Problem details: Take each line of the records below that contains the string "role" and copy it.

Information shown:
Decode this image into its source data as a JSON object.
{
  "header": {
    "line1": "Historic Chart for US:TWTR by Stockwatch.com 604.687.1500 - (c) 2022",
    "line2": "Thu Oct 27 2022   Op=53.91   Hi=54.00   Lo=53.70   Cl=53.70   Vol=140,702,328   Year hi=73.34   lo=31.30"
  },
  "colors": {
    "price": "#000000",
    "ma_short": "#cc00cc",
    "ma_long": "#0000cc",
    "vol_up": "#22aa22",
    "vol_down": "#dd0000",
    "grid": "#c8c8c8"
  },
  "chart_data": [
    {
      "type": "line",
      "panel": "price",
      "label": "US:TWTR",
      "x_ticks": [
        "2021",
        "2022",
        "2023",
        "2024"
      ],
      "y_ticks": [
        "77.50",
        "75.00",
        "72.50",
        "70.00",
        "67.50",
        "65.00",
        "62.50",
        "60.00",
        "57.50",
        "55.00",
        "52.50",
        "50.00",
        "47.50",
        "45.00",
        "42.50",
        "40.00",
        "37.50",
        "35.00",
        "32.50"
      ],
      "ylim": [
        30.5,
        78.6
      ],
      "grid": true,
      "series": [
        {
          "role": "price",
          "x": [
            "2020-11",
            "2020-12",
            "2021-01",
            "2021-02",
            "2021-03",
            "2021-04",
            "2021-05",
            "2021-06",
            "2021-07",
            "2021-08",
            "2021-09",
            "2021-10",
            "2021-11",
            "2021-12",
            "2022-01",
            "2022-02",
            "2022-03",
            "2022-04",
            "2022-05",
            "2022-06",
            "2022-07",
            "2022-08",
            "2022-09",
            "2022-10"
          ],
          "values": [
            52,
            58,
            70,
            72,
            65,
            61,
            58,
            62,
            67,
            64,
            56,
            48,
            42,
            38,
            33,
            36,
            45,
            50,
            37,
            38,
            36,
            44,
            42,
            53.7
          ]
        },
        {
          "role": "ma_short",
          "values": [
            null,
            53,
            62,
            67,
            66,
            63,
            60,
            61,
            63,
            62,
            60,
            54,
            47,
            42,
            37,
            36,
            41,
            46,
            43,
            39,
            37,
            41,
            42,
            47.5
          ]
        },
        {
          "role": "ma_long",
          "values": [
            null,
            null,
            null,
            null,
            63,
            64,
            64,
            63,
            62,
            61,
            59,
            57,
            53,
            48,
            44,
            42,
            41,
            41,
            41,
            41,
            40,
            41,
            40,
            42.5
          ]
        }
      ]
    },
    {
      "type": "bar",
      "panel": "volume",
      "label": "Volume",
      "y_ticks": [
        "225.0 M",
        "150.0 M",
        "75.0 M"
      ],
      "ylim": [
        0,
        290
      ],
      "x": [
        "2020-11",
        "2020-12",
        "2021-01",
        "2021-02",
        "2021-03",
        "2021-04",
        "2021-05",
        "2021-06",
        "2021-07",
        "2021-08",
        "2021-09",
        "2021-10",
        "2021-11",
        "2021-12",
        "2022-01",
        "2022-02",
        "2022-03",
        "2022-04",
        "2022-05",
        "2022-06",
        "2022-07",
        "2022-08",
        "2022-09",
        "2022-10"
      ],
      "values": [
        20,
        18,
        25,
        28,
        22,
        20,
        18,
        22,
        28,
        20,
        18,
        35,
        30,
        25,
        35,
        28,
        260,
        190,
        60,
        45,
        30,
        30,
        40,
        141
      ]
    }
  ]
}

Written answer:
          "role": "price",
          "role": "ma_short",
          "role": "ma_long",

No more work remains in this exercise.